### WHAT YOU ARE ASKED TO DO
Skipping any pictures, give all of the records below again exactly.

### Collection entries
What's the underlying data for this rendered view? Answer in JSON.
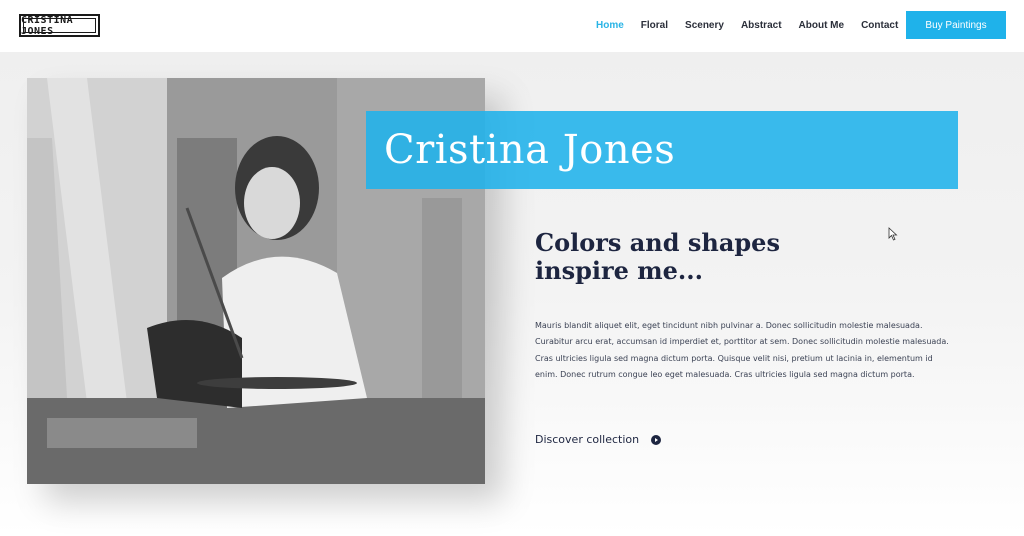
{
  "header": {
    "logo_text": "Cristina Jones",
    "nav": [
      {
        "label": "Home",
        "active": true
      },
      {
        "label": "Floral",
        "active": false
      },
      {
        "label": "Scenery",
        "active": false
      },
      {
        "label": "Abstract",
        "active": false
      },
      {
        "label": "About Me",
        "active": false
      },
      {
        "label": "Contact",
        "active": false
      }
    ],
    "cta_label": "Buy Paintings"
  },
  "hero": {
    "name": "Cristina Jones",
    "tagline_line1": "Colors and shapes",
    "tagline_line2": "inspire me...",
    "body": "Mauris blandit aliquet elit, eget tincidunt nibh pulvinar a. Donec sollicitudin molestie malesuada. Curabitur arcu erat, accumsan id imperdiet et, porttitor at sem. Donec sollicitudin molestie malesuada. Cras ultricies ligula sed magna dictum porta. Quisque velit nisi, pretium ut lacinia in, elementum id enim. Donec rutrum congue leo eget malesuada. Cras ultricies ligula sed magna dictum porta.",
    "discover_label": "Discover collection"
  },
  "colors": {
    "accent": "#1fb2ea",
    "active_nav": "#2ab4e6",
    "heading": "#1d2540"
  },
  "icons": {
    "discover": "play-circle-icon",
    "cursor": "mouse-cursor-icon"
  }
}
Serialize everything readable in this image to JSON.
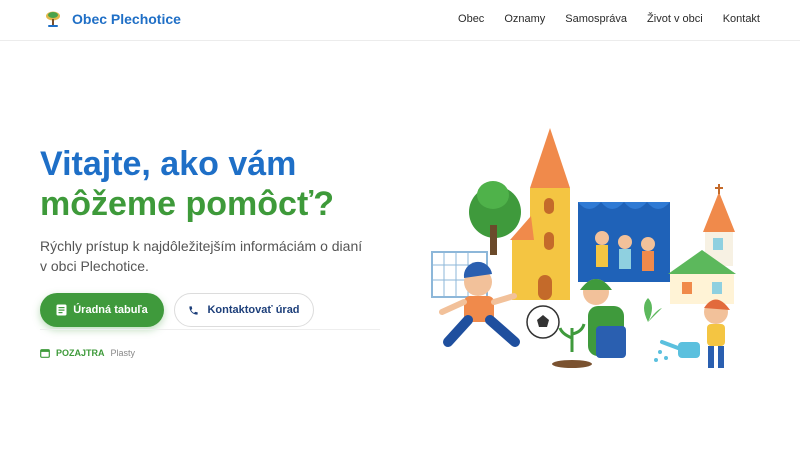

### ANSWER AREA
What's the underlying data for this rendered view? Answer in JSON.
{
  "header": {
    "logo_text": "Cristina Jones",
    "nav": [
      {
        "label": "Home",
        "active": true
      },
      {
        "label": "Floral",
        "active": false
      },
      {
        "label": "Scenery",
        "active": false
      },
      {
        "label": "Abstract",
        "active": false
      },
      {
        "label": "About Me",
        "active": false
      },
      {
        "label": "Contact",
        "active": false
      }
    ],
    "cta_label": "Buy Paintings"
  },
  "hero": {
    "name": "Cristina Jones",
    "tagline_line1": "Colors and shapes",
    "tagline_line2": "inspire me...",
    "body": "Mauris blandit aliquet elit, eget tincidunt nibh pulvinar a. Donec sollicitudin molestie malesuada. Curabitur arcu erat, accumsan id imperdiet et, porttitor at sem. Donec sollicitudin molestie malesuada. Cras ultricies ligula sed magna dictum porta. Quisque velit nisi, pretium ut lacinia in, elementum id enim. Donec rutrum congue leo eget malesuada. Cras ultricies ligula sed magna dictum porta.",
    "discover_label": "Discover collection"
  },
  "colors": {
    "accent": "#1fb2ea",
    "active_nav": "#2ab4e6",
    "heading": "#1d2540"
  },
  "icons": {
    "discover": "play-circle-icon",
    "cursor": "mouse-cursor-icon"
  }
}
Serialize everything readable in this image to JSON.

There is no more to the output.